The low-cost “travel insurance” policies look really good when we buy them. The question is - how do they look when we’re trapped somewhere and would like to leave? There are no right answers. There are only choices based on a comprehensive evaluation of the options.

As an aside, DAN is not available to residents of all US states. Their coverage is not, for example, available to residents of Florida.

Good luck.

@lognaturel and I have health insurance through Premera Blue Cross based in the US and medical evacuation insurance through Global Rescue.

We like Premera because of their global treatment, but when abroad (Central America, South East Aisa, Africa) we pay for most things out of pocket because it’s cheap and the hassle of dealing with US health insurance isn’t worth it. We basically have that insurance for emergencies and when we are back in the states. Also, the Obamacare fine is still a little bit more than the premiums, so why not?

We like Global Rescue over some of the other medical evacuation services because you don’t have to be hospitalized. They will come get you whenever you call and wherever you are but you should read the policy for yourself. They have doctors on call and have been super helpful when we’ve called with medical issues.

Most of my electronics are covered by my (self-owned) company’s insurance and @lognaturel’s electronics are not that expensive, so we have no coverage there (YOLO!). We think renters insurance is a probably good idea, but we don’t have a place in the states to tie it to. And also, we have a good emergency savings fund if things go wrong here.

We occasionally rent cars and motorbikes. Our credit card covers the former, and for the latter, we buy insurance in country, but we don’t count on it to do anything. Oh, and we’ve never used flight/hotel/whatever insurance.

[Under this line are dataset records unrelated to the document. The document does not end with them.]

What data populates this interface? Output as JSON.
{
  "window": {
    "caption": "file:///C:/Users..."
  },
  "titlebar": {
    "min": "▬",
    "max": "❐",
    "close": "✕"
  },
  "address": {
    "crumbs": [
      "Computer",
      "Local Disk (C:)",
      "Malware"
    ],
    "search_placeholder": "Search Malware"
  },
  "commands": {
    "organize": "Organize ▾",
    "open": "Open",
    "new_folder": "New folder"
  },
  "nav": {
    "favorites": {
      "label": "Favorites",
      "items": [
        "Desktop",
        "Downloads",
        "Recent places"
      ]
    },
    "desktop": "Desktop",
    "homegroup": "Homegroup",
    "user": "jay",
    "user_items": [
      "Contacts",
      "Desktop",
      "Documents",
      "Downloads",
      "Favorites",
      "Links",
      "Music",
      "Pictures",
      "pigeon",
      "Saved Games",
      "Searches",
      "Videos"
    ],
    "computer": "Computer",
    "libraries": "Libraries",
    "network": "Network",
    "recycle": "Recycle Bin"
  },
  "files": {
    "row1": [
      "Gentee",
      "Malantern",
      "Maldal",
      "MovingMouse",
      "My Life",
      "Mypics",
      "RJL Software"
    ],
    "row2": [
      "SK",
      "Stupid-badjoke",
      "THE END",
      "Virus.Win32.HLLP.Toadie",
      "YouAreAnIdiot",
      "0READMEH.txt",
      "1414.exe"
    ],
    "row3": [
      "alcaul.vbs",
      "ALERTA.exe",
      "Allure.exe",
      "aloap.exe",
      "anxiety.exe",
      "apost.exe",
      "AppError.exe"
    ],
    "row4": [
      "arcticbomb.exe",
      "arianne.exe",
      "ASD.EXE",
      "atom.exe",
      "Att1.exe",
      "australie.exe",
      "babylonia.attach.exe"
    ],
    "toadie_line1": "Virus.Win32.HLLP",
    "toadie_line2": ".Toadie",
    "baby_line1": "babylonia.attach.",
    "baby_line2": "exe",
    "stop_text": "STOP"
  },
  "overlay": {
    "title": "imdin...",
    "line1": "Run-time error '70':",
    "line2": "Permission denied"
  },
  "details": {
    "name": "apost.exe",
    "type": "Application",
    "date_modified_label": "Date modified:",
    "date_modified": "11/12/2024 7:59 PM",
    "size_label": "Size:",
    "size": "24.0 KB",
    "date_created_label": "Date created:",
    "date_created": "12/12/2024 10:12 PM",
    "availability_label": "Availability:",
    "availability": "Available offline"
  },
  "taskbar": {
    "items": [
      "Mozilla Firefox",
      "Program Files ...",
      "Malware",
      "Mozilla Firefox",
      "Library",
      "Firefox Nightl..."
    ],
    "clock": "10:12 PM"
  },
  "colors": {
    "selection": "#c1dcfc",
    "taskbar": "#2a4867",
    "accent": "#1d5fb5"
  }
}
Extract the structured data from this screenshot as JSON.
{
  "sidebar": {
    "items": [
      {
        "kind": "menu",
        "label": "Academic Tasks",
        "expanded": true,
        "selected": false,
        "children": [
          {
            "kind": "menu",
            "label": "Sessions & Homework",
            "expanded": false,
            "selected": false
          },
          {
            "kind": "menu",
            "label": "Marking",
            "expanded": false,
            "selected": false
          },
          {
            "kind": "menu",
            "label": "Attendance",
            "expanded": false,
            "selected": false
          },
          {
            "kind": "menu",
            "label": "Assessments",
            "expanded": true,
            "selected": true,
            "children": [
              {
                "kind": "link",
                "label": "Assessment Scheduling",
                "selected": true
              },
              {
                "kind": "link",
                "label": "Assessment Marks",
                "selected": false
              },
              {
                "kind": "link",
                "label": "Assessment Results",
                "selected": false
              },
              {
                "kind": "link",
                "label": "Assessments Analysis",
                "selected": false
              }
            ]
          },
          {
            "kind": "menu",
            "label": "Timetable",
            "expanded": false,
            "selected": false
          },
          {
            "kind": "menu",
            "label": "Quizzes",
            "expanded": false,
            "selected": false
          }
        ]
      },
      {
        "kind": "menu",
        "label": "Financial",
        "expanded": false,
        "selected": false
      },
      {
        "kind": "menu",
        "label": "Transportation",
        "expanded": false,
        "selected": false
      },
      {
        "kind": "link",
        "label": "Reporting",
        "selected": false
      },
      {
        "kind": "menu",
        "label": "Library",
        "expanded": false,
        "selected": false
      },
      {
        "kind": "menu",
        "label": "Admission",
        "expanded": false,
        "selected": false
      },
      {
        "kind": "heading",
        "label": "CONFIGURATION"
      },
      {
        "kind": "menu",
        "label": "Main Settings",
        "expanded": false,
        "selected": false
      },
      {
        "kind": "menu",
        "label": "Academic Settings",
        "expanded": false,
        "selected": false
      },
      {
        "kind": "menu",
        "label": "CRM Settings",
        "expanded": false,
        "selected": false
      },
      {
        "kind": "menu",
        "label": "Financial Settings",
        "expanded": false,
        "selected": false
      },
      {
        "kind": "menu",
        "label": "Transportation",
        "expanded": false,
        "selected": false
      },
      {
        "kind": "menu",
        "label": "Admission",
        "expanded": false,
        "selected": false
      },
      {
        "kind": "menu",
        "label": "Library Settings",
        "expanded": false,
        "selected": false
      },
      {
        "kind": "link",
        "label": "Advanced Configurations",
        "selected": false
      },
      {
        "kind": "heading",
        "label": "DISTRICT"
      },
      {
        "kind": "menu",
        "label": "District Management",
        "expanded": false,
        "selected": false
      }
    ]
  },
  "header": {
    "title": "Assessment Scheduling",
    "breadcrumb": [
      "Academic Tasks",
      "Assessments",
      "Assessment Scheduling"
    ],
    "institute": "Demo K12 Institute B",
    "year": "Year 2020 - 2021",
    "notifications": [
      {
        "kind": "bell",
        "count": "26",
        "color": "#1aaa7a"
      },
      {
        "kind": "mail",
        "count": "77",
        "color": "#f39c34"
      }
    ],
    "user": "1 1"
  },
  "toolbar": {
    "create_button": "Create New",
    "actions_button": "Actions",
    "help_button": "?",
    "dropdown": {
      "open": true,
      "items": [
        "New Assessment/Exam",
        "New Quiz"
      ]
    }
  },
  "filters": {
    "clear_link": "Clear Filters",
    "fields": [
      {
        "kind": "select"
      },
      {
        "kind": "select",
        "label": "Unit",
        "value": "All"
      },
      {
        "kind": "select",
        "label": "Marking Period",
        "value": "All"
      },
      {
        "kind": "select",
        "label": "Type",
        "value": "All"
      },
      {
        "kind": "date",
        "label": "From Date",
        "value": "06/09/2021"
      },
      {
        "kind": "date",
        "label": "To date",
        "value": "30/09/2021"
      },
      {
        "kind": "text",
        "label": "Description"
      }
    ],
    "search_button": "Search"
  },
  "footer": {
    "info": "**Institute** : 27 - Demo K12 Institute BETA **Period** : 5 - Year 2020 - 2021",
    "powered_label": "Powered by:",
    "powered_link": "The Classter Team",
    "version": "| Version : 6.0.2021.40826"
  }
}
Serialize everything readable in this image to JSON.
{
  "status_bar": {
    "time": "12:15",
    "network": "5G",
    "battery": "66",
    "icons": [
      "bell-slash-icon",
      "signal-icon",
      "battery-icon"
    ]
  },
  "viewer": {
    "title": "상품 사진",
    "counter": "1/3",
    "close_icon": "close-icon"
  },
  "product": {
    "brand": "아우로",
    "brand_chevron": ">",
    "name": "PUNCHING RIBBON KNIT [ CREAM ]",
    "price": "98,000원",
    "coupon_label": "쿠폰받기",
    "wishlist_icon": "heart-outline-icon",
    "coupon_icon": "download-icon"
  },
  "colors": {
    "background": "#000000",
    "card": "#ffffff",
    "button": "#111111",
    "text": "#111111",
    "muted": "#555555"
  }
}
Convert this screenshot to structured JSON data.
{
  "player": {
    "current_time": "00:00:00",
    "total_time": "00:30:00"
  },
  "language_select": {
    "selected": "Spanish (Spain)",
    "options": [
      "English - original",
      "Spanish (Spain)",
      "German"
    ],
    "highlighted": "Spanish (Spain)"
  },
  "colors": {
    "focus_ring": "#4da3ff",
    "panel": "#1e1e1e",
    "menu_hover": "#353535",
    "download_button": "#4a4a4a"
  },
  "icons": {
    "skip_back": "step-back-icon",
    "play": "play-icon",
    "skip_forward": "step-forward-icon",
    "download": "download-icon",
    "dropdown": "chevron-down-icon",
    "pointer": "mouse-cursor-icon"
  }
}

We’ve been traveling like this for about a year and a half. We haven’t had any major reasons to use any of this insurance, but we do review our setup occasionally and think it’s still pretty solid.

depending on how long you’re out of the US you may not be required to pay the obamacare fine.

I don’t have any insurance personally and the US is probably the last place I’d want to get sent back to, given the cost of healthcare there.